Records for this exercise →
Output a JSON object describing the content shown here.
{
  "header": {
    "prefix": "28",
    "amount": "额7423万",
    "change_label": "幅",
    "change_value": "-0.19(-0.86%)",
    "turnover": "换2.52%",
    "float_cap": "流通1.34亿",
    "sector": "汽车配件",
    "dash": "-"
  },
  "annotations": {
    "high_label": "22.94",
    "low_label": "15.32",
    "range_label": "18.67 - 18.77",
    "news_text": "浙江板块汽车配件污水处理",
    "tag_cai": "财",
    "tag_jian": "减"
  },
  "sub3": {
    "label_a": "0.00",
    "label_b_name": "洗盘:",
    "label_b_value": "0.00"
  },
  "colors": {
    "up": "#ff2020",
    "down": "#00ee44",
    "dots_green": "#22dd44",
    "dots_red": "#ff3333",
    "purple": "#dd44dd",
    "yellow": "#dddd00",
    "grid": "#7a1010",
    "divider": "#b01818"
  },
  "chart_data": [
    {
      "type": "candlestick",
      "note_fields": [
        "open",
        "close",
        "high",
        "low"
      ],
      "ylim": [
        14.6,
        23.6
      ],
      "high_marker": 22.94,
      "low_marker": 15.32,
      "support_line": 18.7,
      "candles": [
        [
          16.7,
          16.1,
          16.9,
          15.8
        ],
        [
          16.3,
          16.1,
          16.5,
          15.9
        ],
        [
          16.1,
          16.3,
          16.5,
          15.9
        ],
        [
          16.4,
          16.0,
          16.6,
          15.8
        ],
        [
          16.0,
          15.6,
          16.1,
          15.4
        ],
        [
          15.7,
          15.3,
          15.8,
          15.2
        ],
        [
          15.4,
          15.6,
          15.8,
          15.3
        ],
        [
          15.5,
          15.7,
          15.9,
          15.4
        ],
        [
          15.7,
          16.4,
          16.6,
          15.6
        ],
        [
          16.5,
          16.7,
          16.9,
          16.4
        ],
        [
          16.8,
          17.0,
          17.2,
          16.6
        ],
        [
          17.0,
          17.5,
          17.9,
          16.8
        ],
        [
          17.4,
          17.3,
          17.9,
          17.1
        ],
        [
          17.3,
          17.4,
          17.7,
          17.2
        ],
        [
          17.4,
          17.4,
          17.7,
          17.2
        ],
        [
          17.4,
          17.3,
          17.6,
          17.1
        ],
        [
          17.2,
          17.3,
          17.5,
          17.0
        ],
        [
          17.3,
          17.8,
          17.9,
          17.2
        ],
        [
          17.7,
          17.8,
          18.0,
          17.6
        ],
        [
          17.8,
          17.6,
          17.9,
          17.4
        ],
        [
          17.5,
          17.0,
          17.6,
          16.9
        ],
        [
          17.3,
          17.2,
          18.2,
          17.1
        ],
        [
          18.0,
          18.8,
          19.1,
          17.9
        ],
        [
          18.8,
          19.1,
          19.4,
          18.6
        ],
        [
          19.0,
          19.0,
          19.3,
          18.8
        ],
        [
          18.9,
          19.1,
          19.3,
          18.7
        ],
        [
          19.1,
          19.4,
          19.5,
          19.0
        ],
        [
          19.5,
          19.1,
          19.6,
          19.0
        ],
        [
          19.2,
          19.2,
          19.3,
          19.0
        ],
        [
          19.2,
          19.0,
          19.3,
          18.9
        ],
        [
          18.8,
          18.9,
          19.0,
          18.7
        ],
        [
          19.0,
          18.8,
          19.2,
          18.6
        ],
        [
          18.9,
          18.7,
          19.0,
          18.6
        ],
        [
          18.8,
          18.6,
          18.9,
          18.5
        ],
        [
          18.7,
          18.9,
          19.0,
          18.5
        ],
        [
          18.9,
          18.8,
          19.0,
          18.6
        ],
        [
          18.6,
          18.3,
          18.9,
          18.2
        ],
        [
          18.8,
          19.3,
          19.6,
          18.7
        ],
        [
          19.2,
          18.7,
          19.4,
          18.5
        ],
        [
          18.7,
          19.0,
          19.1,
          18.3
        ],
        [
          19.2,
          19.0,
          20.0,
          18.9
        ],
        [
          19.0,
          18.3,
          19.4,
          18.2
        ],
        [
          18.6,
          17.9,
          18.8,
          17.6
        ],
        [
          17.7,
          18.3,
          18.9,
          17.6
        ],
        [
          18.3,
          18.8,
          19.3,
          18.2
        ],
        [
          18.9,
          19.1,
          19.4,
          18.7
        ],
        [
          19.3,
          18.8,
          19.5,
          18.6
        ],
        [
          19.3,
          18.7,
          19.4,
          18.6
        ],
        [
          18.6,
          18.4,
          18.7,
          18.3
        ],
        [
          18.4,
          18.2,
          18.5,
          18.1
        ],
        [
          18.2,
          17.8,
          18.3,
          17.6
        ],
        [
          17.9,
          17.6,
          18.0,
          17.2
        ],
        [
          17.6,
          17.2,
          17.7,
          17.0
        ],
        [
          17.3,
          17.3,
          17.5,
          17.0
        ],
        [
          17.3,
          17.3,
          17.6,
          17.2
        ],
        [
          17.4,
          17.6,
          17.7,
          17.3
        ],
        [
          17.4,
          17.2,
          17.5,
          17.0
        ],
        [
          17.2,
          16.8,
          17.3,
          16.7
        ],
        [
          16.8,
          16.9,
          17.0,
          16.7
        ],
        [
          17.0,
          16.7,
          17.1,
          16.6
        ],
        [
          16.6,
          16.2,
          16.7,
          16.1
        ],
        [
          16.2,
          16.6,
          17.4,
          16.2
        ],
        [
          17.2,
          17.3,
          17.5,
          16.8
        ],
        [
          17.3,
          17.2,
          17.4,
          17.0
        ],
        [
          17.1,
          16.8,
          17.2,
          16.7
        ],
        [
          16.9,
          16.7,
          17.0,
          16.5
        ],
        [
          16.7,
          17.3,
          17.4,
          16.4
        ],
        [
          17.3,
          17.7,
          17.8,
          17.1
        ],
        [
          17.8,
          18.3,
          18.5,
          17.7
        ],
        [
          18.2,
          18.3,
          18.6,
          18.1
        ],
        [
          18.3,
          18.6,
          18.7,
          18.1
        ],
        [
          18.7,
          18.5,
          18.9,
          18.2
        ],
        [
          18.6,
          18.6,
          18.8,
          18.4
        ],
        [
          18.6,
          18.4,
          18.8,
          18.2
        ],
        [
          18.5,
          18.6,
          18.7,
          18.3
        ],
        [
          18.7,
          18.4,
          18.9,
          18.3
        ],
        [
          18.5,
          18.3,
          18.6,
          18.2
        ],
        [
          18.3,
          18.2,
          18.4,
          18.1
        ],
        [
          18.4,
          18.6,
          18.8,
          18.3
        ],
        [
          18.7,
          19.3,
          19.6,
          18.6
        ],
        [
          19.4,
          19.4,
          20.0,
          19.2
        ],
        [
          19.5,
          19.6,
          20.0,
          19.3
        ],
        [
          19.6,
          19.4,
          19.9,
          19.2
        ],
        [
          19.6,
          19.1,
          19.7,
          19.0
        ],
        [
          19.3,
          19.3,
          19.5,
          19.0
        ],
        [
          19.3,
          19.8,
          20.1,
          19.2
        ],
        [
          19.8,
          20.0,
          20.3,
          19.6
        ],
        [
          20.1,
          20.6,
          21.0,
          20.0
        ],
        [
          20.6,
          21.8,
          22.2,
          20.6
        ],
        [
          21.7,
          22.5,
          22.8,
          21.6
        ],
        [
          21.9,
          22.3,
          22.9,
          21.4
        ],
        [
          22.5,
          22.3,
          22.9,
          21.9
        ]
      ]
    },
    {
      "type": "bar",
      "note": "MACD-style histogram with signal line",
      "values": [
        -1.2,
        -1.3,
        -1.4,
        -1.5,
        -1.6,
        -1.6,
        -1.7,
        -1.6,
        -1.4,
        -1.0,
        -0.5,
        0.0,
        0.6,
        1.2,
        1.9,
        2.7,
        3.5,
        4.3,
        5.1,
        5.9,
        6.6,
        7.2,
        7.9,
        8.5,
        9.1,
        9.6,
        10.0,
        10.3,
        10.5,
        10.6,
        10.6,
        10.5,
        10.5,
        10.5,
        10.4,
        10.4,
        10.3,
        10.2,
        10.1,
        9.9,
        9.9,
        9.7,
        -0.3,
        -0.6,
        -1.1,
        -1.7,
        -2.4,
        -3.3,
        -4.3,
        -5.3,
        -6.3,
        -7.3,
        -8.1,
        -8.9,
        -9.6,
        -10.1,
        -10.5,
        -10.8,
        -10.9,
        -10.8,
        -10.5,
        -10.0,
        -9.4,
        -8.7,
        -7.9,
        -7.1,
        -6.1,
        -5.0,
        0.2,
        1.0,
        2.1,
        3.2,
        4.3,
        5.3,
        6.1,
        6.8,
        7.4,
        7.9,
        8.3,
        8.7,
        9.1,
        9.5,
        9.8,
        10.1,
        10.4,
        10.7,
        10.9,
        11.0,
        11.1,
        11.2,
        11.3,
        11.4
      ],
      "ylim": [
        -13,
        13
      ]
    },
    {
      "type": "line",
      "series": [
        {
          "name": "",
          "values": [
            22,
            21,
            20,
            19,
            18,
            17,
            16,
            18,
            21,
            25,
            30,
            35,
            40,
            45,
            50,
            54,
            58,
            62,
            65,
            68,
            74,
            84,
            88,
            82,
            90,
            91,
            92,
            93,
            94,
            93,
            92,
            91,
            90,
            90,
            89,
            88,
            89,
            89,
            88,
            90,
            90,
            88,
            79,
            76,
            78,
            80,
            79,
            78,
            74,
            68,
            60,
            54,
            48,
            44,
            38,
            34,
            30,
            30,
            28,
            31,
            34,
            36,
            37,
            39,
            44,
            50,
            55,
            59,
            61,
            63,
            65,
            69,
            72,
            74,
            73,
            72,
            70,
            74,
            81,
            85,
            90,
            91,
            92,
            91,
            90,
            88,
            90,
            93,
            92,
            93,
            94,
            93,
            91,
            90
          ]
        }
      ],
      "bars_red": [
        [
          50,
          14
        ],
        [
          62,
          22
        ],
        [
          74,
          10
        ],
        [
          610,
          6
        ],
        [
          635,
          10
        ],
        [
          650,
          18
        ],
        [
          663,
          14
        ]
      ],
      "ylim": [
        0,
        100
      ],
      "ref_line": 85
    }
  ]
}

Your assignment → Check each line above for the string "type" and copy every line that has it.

Solution for this problem →
      "type": "candlestick",
      "type": "bar",
      "type": "line",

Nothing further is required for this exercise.